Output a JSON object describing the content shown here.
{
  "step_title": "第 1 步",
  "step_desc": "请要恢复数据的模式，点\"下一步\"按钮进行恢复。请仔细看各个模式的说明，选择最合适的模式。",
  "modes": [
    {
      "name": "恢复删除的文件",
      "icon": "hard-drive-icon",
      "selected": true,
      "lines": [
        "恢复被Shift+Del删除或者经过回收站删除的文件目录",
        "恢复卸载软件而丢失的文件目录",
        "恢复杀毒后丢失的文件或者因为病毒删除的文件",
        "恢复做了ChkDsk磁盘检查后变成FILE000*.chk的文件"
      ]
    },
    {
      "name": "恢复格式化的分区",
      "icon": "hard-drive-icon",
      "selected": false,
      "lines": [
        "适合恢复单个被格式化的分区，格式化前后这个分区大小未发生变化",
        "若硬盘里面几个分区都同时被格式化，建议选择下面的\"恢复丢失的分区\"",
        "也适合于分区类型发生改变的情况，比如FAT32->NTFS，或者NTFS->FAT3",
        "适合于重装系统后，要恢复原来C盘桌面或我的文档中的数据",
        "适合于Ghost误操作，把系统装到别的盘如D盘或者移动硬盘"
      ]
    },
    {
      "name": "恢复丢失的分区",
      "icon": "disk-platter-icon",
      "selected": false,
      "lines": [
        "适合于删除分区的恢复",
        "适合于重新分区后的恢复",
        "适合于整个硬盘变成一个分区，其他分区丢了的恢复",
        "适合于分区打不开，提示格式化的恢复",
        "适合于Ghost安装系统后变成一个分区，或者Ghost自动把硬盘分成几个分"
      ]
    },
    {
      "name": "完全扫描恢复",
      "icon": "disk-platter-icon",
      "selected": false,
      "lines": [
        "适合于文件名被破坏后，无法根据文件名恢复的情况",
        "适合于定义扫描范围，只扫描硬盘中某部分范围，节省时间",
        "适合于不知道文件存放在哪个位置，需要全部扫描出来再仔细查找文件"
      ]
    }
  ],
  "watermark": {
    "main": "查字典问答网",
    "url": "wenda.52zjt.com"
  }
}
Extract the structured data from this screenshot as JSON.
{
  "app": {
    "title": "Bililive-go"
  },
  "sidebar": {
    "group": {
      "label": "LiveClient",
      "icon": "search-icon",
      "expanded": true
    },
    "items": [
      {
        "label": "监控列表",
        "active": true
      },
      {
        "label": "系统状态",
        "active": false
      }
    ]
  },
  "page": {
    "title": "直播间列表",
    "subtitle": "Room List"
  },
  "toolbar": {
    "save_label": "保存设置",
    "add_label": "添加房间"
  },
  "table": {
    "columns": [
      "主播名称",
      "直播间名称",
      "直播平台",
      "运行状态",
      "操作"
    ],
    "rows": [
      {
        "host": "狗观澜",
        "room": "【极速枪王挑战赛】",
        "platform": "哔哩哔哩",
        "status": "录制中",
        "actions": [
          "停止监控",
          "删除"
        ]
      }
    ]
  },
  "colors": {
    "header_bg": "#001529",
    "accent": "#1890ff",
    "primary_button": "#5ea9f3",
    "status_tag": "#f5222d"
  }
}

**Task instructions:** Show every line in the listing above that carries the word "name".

**Task answer:**
      "name": "恢复删除的文件",
      "name": "恢复格式化的分区",
      "name": "恢复丢失的分区",
      "name": "完全扫描恢复",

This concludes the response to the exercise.